New therapeutic canine melanoma vaccine approved
This therapeutic DNA vaccine is designed to help extend the survival of dogs that have oral melanoma. Merial will launch Oncept at the North American Veterinary Conference in Orlando this weekend.
Oncept contains a gene encoding human tyrosinase, which is an enzyme associated with skin pigmentation. The tyrosinase produced from the human DNA in the vaccine is similar to canine tyrosinase and stimulates an immune response against canine melanoma cells producing tyrosinase. Using DNA from a noncanine species produces tyrosinase that is considered foreign by a dog's immune system, resulting in a potent immune response. However, the human tyrosinase is similar enough to canine tyrosinase that the immune response will target canine melanoma cells.

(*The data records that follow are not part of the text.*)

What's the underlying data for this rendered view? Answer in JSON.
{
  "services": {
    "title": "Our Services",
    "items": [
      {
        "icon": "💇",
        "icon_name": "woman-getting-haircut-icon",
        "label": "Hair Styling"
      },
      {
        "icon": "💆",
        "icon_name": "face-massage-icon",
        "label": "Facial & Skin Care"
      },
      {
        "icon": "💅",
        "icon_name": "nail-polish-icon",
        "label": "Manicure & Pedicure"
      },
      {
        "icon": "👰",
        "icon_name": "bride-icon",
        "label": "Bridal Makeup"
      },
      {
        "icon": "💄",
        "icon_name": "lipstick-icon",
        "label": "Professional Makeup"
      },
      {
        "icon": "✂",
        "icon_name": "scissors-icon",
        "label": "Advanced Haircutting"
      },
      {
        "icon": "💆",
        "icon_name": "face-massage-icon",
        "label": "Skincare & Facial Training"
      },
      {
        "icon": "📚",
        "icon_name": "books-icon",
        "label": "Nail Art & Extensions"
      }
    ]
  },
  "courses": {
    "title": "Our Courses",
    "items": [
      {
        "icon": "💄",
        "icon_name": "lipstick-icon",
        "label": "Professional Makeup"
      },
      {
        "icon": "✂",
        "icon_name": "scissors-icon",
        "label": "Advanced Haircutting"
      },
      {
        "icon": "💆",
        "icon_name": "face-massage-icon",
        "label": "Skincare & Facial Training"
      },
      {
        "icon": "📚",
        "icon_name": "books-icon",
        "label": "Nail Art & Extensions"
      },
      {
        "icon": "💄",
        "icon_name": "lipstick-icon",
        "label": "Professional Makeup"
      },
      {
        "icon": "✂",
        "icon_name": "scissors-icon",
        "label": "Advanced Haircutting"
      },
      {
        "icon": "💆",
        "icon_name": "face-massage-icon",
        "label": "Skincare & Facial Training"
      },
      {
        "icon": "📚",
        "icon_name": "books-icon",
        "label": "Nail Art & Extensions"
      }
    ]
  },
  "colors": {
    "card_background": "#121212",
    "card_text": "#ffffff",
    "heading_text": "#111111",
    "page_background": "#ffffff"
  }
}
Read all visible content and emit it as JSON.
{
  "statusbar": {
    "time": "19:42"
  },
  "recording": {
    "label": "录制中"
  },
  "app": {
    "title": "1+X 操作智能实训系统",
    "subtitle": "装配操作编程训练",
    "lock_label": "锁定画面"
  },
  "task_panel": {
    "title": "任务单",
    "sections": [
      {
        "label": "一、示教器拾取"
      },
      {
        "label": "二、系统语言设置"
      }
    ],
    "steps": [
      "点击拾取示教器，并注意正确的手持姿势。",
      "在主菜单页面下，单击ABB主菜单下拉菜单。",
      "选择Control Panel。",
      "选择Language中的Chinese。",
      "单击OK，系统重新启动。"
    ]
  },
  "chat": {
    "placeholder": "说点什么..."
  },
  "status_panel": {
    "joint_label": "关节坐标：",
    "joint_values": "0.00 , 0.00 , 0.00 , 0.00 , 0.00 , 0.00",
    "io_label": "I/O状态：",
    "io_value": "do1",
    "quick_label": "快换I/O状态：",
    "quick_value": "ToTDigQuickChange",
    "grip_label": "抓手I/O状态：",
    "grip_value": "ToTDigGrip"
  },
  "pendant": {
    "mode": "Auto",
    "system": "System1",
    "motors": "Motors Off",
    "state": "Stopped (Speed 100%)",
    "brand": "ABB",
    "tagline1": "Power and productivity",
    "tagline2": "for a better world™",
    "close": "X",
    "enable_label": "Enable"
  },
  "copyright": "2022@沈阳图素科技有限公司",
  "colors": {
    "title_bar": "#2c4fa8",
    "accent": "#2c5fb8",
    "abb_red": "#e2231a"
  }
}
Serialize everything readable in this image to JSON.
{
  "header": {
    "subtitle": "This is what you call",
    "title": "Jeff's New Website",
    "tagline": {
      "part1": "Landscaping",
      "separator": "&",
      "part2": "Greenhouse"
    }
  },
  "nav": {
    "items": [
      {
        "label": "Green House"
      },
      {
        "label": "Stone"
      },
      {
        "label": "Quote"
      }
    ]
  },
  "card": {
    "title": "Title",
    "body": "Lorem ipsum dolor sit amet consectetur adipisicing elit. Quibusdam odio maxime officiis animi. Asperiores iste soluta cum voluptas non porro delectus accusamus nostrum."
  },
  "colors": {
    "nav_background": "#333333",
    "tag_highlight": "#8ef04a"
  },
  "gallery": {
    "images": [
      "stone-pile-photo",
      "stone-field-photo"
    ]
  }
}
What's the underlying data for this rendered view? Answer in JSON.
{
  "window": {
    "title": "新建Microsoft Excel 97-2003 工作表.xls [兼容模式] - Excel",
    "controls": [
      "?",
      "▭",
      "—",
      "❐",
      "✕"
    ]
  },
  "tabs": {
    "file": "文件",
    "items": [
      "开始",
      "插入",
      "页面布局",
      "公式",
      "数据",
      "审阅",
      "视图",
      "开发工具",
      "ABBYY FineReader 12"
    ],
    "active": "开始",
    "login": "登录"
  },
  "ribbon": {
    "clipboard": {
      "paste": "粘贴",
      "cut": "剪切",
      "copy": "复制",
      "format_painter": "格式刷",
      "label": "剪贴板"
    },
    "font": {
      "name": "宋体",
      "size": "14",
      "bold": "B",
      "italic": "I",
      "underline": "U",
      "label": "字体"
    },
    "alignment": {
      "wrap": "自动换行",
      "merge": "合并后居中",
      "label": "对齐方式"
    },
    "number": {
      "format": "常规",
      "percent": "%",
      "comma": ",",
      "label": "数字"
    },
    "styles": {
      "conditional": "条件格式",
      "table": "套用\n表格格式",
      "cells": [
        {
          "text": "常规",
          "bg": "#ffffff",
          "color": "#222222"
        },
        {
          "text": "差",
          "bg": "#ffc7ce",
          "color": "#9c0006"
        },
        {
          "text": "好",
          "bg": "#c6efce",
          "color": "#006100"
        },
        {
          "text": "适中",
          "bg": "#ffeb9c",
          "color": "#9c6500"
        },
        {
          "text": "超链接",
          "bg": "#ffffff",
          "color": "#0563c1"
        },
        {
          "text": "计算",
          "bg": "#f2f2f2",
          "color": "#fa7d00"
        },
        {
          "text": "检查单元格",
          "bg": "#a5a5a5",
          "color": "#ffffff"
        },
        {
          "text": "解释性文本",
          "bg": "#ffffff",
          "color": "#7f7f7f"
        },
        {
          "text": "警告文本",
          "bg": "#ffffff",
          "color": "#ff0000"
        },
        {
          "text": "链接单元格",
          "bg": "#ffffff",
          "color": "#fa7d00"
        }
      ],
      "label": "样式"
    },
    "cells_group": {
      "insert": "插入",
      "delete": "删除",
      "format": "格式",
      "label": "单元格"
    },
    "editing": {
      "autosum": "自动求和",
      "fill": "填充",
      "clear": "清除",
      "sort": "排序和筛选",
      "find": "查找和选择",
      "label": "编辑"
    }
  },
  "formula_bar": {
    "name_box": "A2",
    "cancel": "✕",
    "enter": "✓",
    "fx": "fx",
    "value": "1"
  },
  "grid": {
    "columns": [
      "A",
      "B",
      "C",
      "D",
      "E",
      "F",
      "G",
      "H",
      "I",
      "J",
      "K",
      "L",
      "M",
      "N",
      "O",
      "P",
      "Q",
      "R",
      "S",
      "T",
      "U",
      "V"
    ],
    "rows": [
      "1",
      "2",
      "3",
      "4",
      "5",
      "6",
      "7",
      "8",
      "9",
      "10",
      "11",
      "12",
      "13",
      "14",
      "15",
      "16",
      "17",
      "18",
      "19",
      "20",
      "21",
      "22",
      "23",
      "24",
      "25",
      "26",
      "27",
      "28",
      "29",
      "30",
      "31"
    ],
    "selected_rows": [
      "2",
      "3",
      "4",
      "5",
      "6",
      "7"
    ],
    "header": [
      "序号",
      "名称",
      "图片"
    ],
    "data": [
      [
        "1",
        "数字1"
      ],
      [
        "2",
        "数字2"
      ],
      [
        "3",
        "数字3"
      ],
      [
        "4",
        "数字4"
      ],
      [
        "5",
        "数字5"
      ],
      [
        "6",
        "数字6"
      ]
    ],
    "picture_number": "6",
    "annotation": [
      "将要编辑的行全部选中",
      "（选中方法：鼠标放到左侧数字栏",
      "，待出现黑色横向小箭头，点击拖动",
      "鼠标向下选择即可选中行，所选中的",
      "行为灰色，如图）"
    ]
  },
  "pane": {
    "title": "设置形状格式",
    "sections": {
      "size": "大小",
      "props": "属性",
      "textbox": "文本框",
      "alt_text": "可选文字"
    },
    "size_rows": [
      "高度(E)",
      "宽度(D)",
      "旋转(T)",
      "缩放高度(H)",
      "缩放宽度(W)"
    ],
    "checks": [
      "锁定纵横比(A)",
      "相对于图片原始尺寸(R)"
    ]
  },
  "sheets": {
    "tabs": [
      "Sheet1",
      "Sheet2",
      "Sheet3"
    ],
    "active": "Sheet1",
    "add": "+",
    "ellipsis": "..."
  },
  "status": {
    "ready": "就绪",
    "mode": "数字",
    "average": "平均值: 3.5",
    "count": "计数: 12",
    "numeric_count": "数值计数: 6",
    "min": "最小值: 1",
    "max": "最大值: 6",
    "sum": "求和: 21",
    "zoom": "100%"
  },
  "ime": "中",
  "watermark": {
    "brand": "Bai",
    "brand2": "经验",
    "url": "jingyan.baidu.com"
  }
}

Typically, dogs with stage II or III malignant melanoma survive less than six months after surgery to remove the primary tumors. In a controlled study, dogs vaccinated with Oncept after tumor removal surgery had significantly better survival times than dogs that did not receive the vaccine after surgery. A median survival time could not be determined because more than half of the dogs receiving the vaccine were still alive when the study was published.